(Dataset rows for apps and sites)

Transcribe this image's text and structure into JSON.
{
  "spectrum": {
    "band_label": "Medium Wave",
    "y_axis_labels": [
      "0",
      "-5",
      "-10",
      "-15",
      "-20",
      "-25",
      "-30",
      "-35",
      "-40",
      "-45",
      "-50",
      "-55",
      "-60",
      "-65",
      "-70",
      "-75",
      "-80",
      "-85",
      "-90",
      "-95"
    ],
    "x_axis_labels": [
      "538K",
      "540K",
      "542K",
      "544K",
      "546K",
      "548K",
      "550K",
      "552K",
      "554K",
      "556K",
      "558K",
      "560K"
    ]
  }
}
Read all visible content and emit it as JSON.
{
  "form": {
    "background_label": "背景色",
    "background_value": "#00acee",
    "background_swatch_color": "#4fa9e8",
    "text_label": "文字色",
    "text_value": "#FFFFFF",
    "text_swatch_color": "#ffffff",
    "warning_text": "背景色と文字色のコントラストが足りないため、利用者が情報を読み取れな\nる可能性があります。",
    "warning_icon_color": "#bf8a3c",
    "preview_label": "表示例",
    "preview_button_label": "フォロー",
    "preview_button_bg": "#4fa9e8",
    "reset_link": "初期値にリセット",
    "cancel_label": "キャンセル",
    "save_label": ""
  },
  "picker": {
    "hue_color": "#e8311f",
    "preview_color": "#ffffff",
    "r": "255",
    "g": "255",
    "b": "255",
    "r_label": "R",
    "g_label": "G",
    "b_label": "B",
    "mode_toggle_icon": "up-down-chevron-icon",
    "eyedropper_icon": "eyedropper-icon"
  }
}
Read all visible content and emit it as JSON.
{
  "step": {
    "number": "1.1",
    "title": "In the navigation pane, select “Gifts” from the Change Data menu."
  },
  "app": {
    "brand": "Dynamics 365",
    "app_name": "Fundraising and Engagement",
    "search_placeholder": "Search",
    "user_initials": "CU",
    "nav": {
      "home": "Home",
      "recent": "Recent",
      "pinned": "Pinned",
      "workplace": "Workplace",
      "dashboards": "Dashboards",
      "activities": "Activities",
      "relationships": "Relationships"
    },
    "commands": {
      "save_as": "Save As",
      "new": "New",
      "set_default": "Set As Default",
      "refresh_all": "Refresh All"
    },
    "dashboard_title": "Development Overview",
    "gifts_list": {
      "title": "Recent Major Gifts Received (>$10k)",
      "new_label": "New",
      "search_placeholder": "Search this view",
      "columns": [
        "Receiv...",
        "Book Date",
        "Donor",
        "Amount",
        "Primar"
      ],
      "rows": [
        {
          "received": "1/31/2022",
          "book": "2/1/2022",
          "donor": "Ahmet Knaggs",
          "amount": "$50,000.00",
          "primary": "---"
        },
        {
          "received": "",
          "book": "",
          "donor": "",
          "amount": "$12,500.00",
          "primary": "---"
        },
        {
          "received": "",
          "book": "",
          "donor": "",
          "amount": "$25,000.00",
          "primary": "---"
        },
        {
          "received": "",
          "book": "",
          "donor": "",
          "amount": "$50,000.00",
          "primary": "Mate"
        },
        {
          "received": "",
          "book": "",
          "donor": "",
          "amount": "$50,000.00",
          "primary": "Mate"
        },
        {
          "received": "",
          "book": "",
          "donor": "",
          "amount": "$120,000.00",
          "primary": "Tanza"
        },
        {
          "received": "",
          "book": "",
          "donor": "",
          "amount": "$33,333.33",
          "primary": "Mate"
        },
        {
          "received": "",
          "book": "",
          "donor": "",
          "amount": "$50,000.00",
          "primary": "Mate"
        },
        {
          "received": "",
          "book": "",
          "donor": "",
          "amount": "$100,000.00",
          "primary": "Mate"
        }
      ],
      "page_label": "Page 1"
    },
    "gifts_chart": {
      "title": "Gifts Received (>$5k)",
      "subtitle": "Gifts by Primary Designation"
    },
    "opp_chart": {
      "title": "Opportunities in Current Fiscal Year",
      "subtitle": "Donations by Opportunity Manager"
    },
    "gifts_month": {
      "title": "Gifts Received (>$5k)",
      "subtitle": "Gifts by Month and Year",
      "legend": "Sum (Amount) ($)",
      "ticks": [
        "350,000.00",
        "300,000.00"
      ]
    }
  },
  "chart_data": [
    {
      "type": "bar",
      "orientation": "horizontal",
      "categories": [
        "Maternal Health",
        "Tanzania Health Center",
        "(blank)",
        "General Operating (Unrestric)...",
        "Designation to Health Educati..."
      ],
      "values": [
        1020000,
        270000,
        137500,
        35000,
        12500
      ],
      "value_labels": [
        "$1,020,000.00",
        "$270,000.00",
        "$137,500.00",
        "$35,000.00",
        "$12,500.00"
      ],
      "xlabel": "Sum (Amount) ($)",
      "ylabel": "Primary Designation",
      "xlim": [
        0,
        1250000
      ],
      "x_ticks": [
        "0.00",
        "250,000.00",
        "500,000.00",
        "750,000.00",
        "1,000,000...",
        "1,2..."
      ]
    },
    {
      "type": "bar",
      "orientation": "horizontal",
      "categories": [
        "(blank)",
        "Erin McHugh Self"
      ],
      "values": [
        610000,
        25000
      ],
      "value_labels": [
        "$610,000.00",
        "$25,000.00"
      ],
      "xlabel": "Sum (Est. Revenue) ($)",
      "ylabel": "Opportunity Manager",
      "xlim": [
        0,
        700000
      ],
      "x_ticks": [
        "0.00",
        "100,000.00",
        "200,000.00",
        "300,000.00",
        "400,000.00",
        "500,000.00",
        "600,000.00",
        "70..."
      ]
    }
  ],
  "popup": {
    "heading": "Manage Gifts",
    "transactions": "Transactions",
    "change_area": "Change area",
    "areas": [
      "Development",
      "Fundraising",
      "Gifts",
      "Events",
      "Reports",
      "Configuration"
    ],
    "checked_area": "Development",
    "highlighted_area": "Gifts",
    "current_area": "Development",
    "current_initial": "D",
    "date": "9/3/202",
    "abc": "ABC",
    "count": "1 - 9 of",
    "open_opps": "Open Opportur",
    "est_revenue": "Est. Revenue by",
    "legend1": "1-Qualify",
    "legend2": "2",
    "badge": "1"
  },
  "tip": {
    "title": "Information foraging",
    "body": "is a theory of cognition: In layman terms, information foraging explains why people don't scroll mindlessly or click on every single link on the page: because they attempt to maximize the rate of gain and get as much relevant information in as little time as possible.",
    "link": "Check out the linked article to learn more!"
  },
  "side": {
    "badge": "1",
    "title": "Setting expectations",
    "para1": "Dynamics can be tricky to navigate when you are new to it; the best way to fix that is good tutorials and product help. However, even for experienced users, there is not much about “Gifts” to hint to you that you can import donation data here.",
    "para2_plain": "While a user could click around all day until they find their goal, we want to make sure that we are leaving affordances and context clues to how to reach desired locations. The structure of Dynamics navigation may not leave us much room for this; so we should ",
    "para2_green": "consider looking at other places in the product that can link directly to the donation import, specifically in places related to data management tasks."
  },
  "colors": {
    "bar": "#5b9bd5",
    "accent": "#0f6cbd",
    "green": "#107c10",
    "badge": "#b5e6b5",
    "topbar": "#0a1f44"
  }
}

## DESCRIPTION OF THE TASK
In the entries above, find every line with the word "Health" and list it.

## ANSWER SPACE
        "Maternal Health",
        "Tanzania Health Center",
        "Designation to Health Educati..."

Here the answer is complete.